On the 8th of August AD 117, after a 19-year reign of military glory, Emperor Trajan died at the coastal town of Selinus in western Cilicia (present-day Gazipaşa, about 180 km to the East of Antalya on the southern coast of Turkey). According to Cassius Dio, Trajan fell seriously ill after an unsuccessful siege of the Mesopotamian… Continue reading 8 August AD 117 – Trajan dies at Selinus (#Hadrian1900)
On the eastern tip of the Rodopou Peninsula in West Crete are the scanty remains of a temple dedicated to the Cretan goddess Diktynna (Diktynnaion). Diktynna was the virgin goddess of hunting and she was worshipped fervently in western Crete as the patroness of hunters and fishermen. Diktynna's name may be connected with Mount Dikte… Continue reading The Hadrianic Temple of Diktynna in Crete
The Acropolis Museum in Athens celebrated the 1900th anniversary of Hadrian's accession with the presentation of an exquisite portrait of the Emperor found in Syngrou Avenue and of an interesting video which showcased the Emperor’s immense building program in Athens. The presentation run from 15th January to 31st March 2017. Hadrian was a dedicated philhellene… Continue reading Hadrian at the Acropolis Museum of Athens
Art has always been an important part of human existence. Over time, individuals have taken great pleasure from beautiful things and sought to acquire lavish personal collections. The first known cases of individuals seeking to accumulate art collections were in Hellenistic Greece more than 2,000 years ago. The Attalids are usually considered the first art… Continue reading A head of Hadrian from a private art collection on show at Musée du Quai Branly in Paris
Happy 1941st birthday, Hadrian! For this year’s birthday cake I chose to cook Apicius’s recipe for Patina versatilis vice dulcis (nut omelette). Patina versatilis vice dulcis (recipe from LacusCurtius): Pignolia nuts, chopped or broken nuts (other varieties) are cleaned and roasted and crushed with honey. Mix in, beat well pepper, broth, milk, eggs, a little… Continue reading Felix dies natalis, Hadriane!
While Hadrian was visiting the province of Egypt in late AD 130, his favourite, Antinous, drowned mysteriously in the Nile River. This tragic event led to the creation of a new divinity: Osirantinous, or Antinous as a manifestation of Osiris, the god who died and was reborn. One of our best sources for information about… Continue reading The Obelisk of Antinous
The Arch of Constantine, dedicated on 25 July 315 AD, stands in Rome between the Colosseum and the Palatine Hill, at what was once the beginning of the Via Triumphalis. As described on its attic inscription, it commemorates Constantine’s victory at the Battle of the Milvian Bridge on 28 October 312 AD over the tyrant… Continue reading The Hadrianic Tondi on the Arch of Constantine

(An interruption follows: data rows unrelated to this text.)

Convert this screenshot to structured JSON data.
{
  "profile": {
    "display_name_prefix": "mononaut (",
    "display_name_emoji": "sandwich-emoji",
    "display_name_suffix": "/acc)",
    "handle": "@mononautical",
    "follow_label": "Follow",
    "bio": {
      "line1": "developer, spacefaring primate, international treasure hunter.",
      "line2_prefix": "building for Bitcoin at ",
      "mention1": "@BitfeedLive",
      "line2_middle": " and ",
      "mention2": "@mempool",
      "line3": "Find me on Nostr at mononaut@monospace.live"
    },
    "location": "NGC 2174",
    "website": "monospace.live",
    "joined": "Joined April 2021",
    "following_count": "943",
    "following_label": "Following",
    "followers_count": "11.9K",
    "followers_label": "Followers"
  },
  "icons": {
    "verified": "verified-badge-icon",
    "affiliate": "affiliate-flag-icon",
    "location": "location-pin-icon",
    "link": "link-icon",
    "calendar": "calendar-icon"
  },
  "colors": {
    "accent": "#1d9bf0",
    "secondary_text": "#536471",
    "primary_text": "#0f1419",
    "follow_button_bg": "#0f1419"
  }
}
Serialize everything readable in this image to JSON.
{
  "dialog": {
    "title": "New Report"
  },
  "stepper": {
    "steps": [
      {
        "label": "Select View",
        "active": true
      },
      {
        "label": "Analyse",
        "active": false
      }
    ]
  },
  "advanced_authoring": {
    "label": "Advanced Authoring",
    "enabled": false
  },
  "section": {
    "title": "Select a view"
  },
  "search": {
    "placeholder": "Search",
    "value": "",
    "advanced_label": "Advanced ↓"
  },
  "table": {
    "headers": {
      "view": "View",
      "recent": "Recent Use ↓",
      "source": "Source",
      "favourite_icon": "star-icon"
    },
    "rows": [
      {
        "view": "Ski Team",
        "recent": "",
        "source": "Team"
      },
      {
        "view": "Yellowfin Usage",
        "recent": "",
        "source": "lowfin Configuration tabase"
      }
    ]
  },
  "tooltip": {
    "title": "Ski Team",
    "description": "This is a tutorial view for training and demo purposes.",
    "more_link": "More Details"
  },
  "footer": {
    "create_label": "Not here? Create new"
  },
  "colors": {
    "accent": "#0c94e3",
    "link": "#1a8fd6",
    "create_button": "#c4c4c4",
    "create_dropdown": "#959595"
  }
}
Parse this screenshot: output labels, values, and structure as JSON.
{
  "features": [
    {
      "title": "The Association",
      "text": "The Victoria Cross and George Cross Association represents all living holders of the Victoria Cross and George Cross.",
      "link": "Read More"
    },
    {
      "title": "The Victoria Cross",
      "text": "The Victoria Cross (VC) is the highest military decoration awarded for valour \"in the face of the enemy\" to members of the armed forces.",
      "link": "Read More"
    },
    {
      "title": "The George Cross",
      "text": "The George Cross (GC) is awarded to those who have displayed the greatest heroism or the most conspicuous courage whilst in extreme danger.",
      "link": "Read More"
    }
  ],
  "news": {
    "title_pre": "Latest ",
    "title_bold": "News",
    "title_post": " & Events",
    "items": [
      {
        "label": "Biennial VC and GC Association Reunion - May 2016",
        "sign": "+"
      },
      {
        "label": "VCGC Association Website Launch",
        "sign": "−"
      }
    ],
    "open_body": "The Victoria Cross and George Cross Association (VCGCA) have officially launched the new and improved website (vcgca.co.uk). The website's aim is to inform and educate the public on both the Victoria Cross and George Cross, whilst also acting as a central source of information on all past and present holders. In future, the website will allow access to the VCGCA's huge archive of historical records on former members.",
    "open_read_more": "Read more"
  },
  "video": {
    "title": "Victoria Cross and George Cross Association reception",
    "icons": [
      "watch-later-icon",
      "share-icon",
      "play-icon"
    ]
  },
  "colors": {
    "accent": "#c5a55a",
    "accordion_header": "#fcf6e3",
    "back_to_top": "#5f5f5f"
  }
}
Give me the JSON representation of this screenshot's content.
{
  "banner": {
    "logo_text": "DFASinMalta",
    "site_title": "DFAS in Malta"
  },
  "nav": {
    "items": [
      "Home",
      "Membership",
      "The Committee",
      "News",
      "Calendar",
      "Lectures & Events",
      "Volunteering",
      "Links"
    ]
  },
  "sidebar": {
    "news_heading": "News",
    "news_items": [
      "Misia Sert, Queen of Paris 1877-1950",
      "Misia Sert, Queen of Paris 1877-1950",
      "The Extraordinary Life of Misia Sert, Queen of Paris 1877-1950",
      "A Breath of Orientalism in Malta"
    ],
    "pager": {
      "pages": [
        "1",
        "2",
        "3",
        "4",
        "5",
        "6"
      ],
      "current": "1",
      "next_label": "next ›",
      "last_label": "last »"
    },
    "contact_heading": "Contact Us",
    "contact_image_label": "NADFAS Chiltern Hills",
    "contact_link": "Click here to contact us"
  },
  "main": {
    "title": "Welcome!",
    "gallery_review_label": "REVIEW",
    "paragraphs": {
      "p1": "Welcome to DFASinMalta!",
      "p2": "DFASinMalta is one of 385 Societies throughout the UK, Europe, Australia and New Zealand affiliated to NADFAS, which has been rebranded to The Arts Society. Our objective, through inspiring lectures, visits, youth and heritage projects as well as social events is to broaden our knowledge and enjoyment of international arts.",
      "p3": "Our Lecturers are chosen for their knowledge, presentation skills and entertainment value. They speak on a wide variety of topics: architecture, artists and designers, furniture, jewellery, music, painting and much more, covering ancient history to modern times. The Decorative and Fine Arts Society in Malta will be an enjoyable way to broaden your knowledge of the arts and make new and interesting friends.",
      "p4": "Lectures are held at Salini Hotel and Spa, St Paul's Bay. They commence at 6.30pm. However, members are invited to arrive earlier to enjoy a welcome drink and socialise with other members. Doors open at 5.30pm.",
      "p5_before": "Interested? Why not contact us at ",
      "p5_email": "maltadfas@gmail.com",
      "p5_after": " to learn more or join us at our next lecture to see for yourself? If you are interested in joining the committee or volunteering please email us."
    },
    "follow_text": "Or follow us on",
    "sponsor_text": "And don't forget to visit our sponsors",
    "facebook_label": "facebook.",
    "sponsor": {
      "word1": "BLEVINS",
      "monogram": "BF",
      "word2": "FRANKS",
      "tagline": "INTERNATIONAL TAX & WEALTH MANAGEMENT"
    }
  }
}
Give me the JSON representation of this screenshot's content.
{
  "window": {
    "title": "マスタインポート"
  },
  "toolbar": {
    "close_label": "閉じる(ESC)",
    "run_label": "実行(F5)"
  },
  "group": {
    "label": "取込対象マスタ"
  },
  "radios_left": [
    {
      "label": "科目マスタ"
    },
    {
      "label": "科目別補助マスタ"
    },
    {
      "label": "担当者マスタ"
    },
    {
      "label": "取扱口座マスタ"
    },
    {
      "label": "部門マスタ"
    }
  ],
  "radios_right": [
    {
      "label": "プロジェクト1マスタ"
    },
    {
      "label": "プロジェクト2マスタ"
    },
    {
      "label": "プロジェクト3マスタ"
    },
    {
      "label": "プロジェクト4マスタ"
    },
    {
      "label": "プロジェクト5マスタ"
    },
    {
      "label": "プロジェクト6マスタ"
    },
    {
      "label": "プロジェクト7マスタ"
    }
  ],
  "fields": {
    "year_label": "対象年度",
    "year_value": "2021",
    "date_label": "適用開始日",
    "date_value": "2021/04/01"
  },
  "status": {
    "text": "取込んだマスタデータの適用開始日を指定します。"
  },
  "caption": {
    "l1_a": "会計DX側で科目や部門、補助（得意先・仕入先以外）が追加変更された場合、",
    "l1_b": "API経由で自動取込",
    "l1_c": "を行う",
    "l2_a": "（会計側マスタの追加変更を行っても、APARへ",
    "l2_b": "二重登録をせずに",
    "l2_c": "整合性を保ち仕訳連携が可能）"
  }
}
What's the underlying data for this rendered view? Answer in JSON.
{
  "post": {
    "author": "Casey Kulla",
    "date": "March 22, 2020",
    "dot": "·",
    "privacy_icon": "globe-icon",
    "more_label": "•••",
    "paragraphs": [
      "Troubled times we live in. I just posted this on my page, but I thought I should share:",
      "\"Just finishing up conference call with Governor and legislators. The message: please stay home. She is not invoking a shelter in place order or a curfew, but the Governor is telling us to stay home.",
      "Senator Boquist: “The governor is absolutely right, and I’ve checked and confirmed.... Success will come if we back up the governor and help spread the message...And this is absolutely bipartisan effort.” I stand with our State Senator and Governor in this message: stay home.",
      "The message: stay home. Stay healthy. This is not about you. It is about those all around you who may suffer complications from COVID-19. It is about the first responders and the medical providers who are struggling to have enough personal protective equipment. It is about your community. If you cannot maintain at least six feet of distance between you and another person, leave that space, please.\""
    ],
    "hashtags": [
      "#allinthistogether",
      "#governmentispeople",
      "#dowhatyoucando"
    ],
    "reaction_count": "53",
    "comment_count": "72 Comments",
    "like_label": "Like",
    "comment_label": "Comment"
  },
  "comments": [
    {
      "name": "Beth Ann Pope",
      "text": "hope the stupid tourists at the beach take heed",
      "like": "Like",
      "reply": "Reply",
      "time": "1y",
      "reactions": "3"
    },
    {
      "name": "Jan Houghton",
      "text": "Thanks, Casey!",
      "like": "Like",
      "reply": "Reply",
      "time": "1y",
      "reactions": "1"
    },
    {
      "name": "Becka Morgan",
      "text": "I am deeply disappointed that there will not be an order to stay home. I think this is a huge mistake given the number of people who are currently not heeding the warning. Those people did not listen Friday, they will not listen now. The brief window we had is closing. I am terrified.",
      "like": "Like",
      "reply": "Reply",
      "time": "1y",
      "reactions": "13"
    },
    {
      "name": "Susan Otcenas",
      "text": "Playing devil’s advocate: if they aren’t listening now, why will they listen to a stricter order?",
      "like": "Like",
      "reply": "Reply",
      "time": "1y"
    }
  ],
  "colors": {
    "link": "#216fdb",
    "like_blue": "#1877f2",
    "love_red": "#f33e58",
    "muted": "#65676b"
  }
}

The Israel Museum in Jerusalem held until the end of June 2016 an exhibition dedicated to Hadrian: 'Hadrian: An Emperor Cast in Bronze'. The exhibition was curated by David Merovah (Curator of Hellenistic, Roman, and Byzantine Archaeology) and Rachel Caine Kreinin (Associate Curator) from the Israel Museum together with Thorsten Opper (Curator of the Department of… Continue reading Exhibition: ‘Hadrian: An Emperor Cast in Bronze’ in Jerusalem
The Forum Antique de Bavay, located in northern France, is currently hosting a small exhibition devoted to the book Mémoires d'Hadrien (Memoirs of Hadrian). The exhibition sheds light on the genesis of Mémoires d'Hadrien and presents archaeological objects and ancient texts. It provides insight into the meticulous work behind Marguerite Yourcenar's historic novel, compiling postcards and photographs… Continue reading Exibition: ‘Marguerite Yourcenar and Hadrian’ in Bavay (France)
Today (21st April) is the traditional date given for the founding of Rome. According to Roman mythology, the founders were Romulus and Remus, twin brothers and supposed sons of the god Mars and the priestess Rhea Silvia. The twins were then abandoned by their parents as babies (because of a prophecy that they would overthrow their great-uncle… Continue reading Felix dies natalis, Roma!